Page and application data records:
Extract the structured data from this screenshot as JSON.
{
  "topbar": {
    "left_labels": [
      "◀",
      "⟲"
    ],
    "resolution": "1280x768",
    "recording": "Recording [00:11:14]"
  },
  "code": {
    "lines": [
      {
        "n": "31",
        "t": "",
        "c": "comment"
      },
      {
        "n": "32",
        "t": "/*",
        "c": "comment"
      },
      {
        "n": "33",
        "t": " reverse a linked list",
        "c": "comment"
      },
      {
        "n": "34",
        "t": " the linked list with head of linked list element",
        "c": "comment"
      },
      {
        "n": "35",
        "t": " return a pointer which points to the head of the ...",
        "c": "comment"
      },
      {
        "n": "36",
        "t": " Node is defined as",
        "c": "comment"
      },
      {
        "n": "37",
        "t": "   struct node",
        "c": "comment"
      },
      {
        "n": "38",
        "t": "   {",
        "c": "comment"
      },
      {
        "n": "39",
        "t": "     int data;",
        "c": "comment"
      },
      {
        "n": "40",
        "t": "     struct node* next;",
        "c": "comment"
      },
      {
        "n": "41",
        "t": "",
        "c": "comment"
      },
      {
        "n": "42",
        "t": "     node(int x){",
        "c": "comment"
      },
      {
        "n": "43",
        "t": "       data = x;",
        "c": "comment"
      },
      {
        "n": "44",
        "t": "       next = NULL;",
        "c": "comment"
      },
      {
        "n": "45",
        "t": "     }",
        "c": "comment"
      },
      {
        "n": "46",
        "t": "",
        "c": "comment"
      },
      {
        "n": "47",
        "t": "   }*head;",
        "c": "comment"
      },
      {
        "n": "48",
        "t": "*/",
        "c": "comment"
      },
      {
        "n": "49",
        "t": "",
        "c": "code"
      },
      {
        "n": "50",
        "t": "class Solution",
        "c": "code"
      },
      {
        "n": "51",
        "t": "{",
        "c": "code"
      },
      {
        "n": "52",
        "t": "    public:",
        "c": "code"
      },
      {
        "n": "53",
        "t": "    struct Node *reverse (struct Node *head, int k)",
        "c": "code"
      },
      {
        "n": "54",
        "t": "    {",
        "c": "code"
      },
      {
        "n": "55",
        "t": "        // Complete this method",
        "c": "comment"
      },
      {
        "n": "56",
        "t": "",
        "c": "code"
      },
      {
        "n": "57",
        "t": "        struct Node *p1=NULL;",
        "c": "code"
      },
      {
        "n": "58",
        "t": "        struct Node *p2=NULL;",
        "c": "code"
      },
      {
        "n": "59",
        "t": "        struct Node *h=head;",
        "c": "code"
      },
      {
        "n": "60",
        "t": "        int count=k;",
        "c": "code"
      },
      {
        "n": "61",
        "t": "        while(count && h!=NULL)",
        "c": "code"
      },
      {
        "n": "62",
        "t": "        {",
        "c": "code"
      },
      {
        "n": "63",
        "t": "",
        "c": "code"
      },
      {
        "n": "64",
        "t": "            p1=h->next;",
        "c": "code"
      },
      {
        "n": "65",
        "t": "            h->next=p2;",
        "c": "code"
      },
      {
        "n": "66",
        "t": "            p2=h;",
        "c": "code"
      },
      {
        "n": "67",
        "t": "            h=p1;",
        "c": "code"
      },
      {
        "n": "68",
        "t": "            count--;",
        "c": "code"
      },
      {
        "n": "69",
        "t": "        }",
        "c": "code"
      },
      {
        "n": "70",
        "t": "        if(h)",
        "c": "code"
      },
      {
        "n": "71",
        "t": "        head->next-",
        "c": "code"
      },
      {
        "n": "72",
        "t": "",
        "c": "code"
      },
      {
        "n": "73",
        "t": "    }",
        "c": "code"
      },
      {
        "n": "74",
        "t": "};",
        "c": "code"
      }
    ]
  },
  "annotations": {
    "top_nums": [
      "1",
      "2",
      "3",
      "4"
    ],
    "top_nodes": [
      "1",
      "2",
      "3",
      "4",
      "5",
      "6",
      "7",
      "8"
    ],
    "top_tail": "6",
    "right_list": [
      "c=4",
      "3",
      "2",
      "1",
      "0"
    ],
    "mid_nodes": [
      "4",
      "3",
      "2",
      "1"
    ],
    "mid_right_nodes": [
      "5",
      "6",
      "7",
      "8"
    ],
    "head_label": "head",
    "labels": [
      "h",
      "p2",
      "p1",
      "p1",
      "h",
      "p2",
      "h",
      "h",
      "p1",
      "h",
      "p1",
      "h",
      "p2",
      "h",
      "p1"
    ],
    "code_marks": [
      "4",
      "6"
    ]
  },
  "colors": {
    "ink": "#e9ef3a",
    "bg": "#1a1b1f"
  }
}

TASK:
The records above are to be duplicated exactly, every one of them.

ANSWER:
Extract the structured data from this screenshot as JSON.
{
  "topbar": {
    "left_labels": [
      "◀",
      "⟲"
    ],
    "resolution": "1280x768",
    "recording": "Recording [00:11:14]"
  },
  "code": {
    "lines": [
      {
        "n": "31",
        "t": "",
        "c": "comment"
      },
      {
        "n": "32",
        "t": "/*",
        "c": "comment"
      },
      {
        "n": "33",
        "t": " reverse a linked list",
        "c": "comment"
      },
      {
        "n": "34",
        "t": " the linked list with head of linked list element",
        "c": "comment"
      },
      {
        "n": "35",
        "t": " return a pointer which points to the head of the ...",
        "c": "comment"
      },
      {
        "n": "36",
        "t": " Node is defined as",
        "c": "comment"
      },
      {
        "n": "37",
        "t": "   struct node",
        "c": "comment"
      },
      {
        "n": "38",
        "t": "   {",
        "c": "comment"
      },
      {
        "n": "39",
        "t": "     int data;",
        "c": "comment"
      },
      {
        "n": "40",
        "t": "     struct node* next;",
        "c": "comment"
      },
      {
        "n": "41",
        "t": "",
        "c": "comment"
      },
      {
        "n": "42",
        "t": "     node(int x){",
        "c": "comment"
      },
      {
        "n": "43",
        "t": "       data = x;",
        "c": "comment"
      },
      {
        "n": "44",
        "t": "       next = NULL;",
        "c": "comment"
      },
      {
        "n": "45",
        "t": "     }",
        "c": "comment"
      },
      {
        "n": "46",
        "t": "",
        "c": "comment"
      },
      {
        "n": "47",
        "t": "   }*head;",
        "c": "comment"
      },
      {
        "n": "48",
        "t": "*/",
        "c": "comment"
      },
      {
        "n": "49",
        "t": "",
        "c": "code"
      },
      {
        "n": "50",
        "t": "class Solution",
        "c": "code"
      },
      {
        "n": "51",
        "t": "{",
        "c": "code"
      },
      {
        "n": "52",
        "t": "    public:",
        "c": "code"
      },
      {
        "n": "53",
        "t": "    struct Node *reverse (struct Node *head, int k)",
        "c": "code"
      },
      {
        "n": "54",
        "t": "    {",
        "c": "code"
      },
      {
        "n": "55",
        "t": "        // Complete this method",
        "c": "comment"
      },
      {
        "n": "56",
        "t": "",
        "c": "code"
      },
      {
        "n": "57",
        "t": "        struct Node *p1=NULL;",
        "c": "code"
      },
      {
        "n": "58",
        "t": "        struct Node *p2=NULL;",
        "c": "code"
      },
      {
        "n": "59",
        "t": "        struct Node *h=head;",
        "c": "code"
      },
      {
        "n": "60",
        "t": "        int count=k;",
        "c": "code"
      },
      {
        "n": "61",
        "t": "        while(count && h!=NULL)",
        "c": "code"
      },
      {
        "n": "62",
        "t": "        {",
        "c": "code"
      },
      {
        "n": "63",
        "t": "",
        "c": "code"
      },
      {
        "n": "64",
        "t": "            p1=h->next;",
        "c": "code"
      },
      {
        "n": "65",
        "t": "            h->next=p2;",
        "c": "code"
      },
      {
        "n": "66",
        "t": "            p2=h;",
        "c": "code"
      },
      {
        "n": "67",
        "t": "            h=p1;",
        "c": "code"
      },
      {
        "n": "68",
        "t": "            count--;",
        "c": "code"
      },
      {
        "n": "69",
        "t": "        }",
        "c": "code"
      },
      {
        "n": "70",
        "t": "        if(h)",
        "c": "code"
      },
      {
        "n": "71",
        "t": "        head->next-",
        "c": "code"
      },
      {
        "n": "72",
        "t": "",
        "c": "code"
      },
      {
        "n": "73",
        "t": "    }",
        "c": "code"
      },
      {
        "n": "74",
        "t": "};",
        "c": "code"
      }
    ]
  },
  "annotations": {
    "top_nums": [
      "1",
      "2",
      "3",
      "4"
    ],
    "top_nodes": [
      "1",
      "2",
      "3",
      "4",
      "5",
      "6",
      "7",
      "8"
    ],
    "top_tail": "6",
    "right_list": [
      "c=4",
      "3",
      "2",
      "1",
      "0"
    ],
    "mid_nodes": [
      "4",
      "3",
      "2",
      "1"
    ],
    "mid_right_nodes": [
      "5",
      "6",
      "7",
      "8"
    ],
    "head_label": "head",
    "labels": [
      "h",
      "p2",
      "p1",
      "p1",
      "h",
      "p2",
      "h",
      "h",
      "p1",
      "h",
      "p1",
      "h",
      "p2",
      "h",
      "p1"
    ],
    "code_marks": [
      "4",
      "6"
    ]
  },
  "colors": {
    "ink": "#e9ef3a",
    "bg": "#1a1b1f"
  }
}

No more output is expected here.